Check each line of the data for "title", and copy the ones that have it.
═══ Provided records
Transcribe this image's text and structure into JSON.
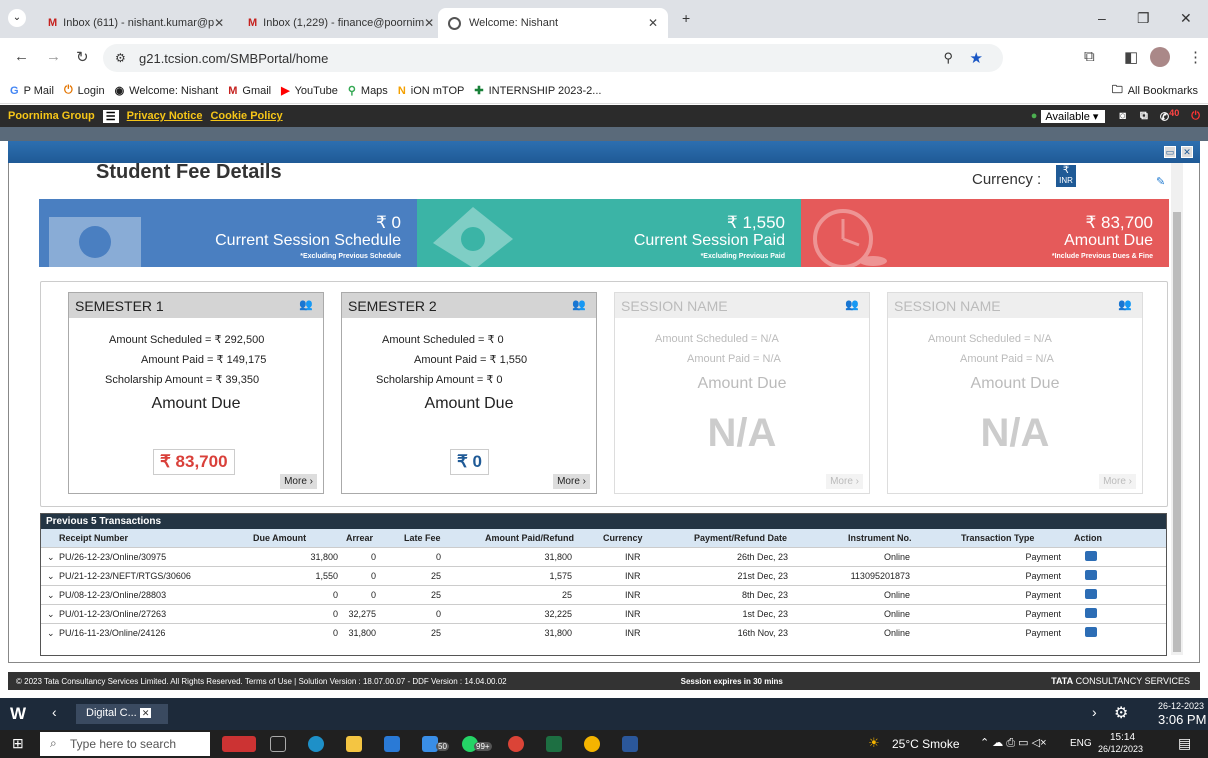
{
  "browser": {
    "tabs": [
      {
        "title": "Inbox (611) - nishant.kumar@p"
      },
      {
        "title": "Inbox (1,229) - finance@poornim"
      },
      {
        "title": "Welcome: Nishant"
      }
    ],
    "url": "g21.tcsion.com/SMBPortal/home",
    "bookmarks": [
      "P Mail",
      "Login",
      "Welcome: Nishant",
      "Gmail",
      "YouTube",
      "Maps",
      "iON mTOP",
      "INTERNSHIP 2023-2..."
    ],
    "all_bookmarks": "All Bookmarks"
  },
  "portal": {
    "org": "Poornima Group",
    "privacy": "Privacy Notice",
    "cookie": "Cookie Policy",
    "status": "Available",
    "notif_count": "40"
  },
  "page": {
    "title": "Student Fee Details",
    "currency_label": "Currency :",
    "currency_icon_text": "INR"
  },
  "summary": [
    {
      "amount": "₹ 0",
      "label": "Current Session Schedule",
      "note": "*Excluding Previous Schedule",
      "color": "#4a7fc1"
    },
    {
      "amount": "₹ 1,550",
      "label": "Current Session Paid",
      "note": "*Excluding Previous Paid",
      "color": "#3bb4a6"
    },
    {
      "amount": "₹ 83,700",
      "label": "Amount Due",
      "note": "*Include Previous Dues & Fine",
      "color": "#e55a5a"
    }
  ],
  "semesters": [
    {
      "name": "SEMESTER 1",
      "scheduled": "Amount Scheduled = ₹ 292,500",
      "paid": "Amount Paid = ₹ 149,175",
      "scholarship": "Scholarship Amount = ₹ 39,350",
      "due_label": "Amount Due",
      "due": "₹ 83,700",
      "more": "More"
    },
    {
      "name": "SEMESTER 2",
      "scheduled": "Amount Scheduled = ₹ 0",
      "paid": "Amount Paid = ₹ 1,550",
      "scholarship": "Scholarship Amount = ₹ 0",
      "due_label": "Amount Due",
      "due": "₹ 0",
      "more": "More"
    },
    {
      "name": "SESSION NAME",
      "scheduled": "Amount Scheduled = N/A",
      "paid": "Amount Paid = N/A",
      "due_label": "Amount Due",
      "due": "N/A",
      "more": "More"
    },
    {
      "name": "SESSION NAME",
      "scheduled": "Amount Scheduled = N/A",
      "paid": "Amount Paid = N/A",
      "due_label": "Amount Due",
      "due": "N/A",
      "more": "More"
    }
  ],
  "transactions": {
    "title": "Previous 5 Transactions",
    "headers": [
      "Receipt Number",
      "Due Amount",
      "Arrear",
      "Late Fee",
      "Amount Paid/Refund",
      "Currency",
      "Payment/Refund Date",
      "Instrument No.",
      "Transaction Type",
      "Action"
    ],
    "rows": [
      [
        "PU/26-12-23/Online/30975",
        "31,800",
        "0",
        "0",
        "31,800",
        "INR",
        "26th Dec, 23",
        "Online",
        "Payment"
      ],
      [
        "PU/21-12-23/NEFT/RTGS/30606",
        "1,550",
        "0",
        "25",
        "1,575",
        "INR",
        "21st Dec, 23",
        "113095201873",
        "Payment"
      ],
      [
        "PU/08-12-23/Online/28803",
        "0",
        "0",
        "25",
        "25",
        "INR",
        "8th Dec, 23",
        "Online",
        "Payment"
      ],
      [
        "PU/01-12-23/Online/27263",
        "0",
        "32,275",
        "0",
        "32,225",
        "INR",
        "1st Dec, 23",
        "Online",
        "Payment"
      ],
      [
        "PU/16-11-23/Online/24126",
        "0",
        "31,800",
        "25",
        "31,800",
        "INR",
        "16th Nov, 23",
        "Online",
        "Payment"
      ]
    ]
  },
  "footer": {
    "copyright": "© 2023 Tata Consultancy Services Limited. All Rights Reserved.   Terms of Use | Solution Version : 18.07.00.07 - DDF Version : 14.04.00.02",
    "session": "Session expires in 30 mins",
    "brand_bold": "TATA",
    "brand_rest": "CONSULTANCY SERVICES"
  },
  "strip": {
    "chip": "Digital C...",
    "date": "26-12-2023",
    "time": "3:06 PM"
  },
  "taskbar": {
    "search": "Type here to search",
    "weather": "25°C Smoke",
    "lang": "ENG",
    "time": "15:14",
    "date": "26/12/2023",
    "badge1": "50",
    "badge2": "99+"
  }
}
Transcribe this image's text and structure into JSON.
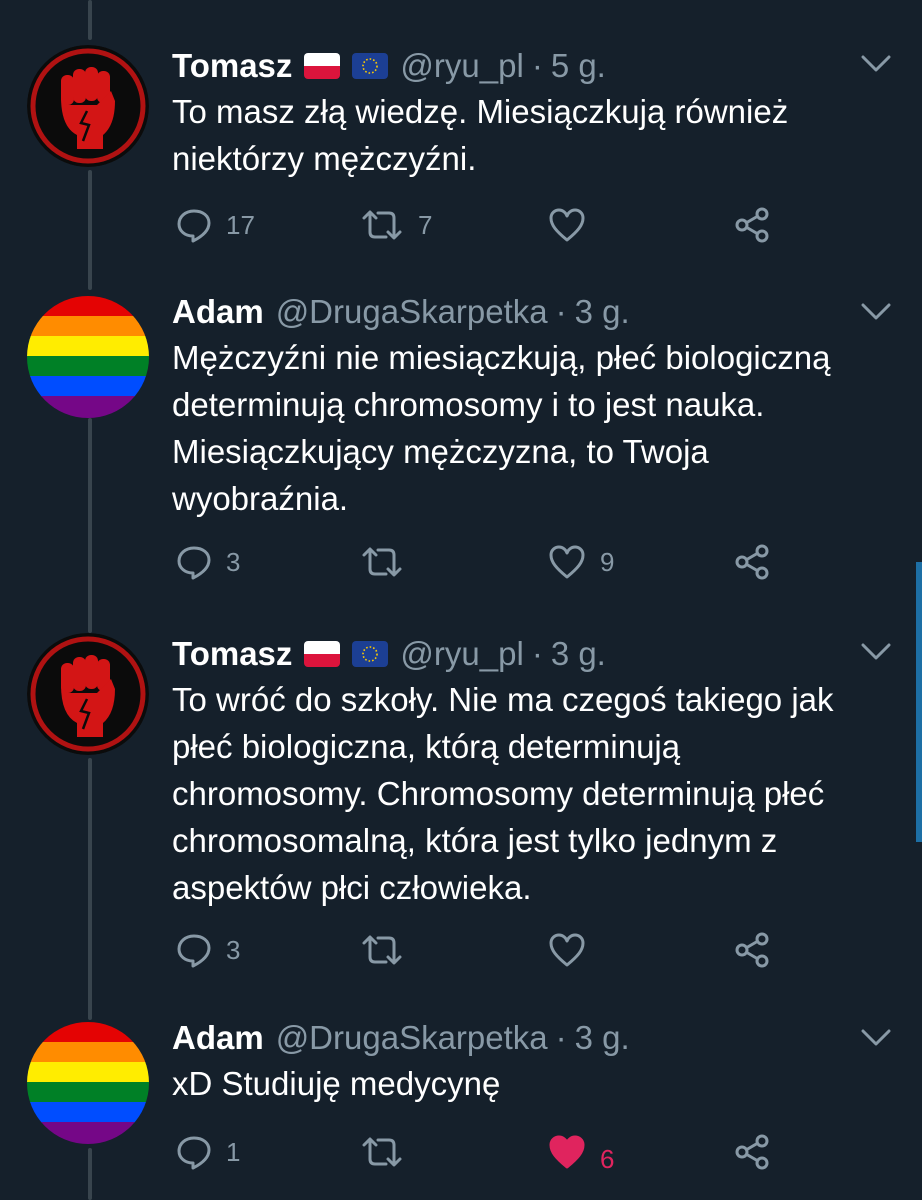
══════
## Result for this exercise
        "title": "Inbox (611) - nishant.kumar@p"
        "title": "Inbox (1,229) - finance@poornim"
        "title": "Welcome: Nishant"
    "title": "Student Fee Details",
    "title": "Previous 5 Transactions",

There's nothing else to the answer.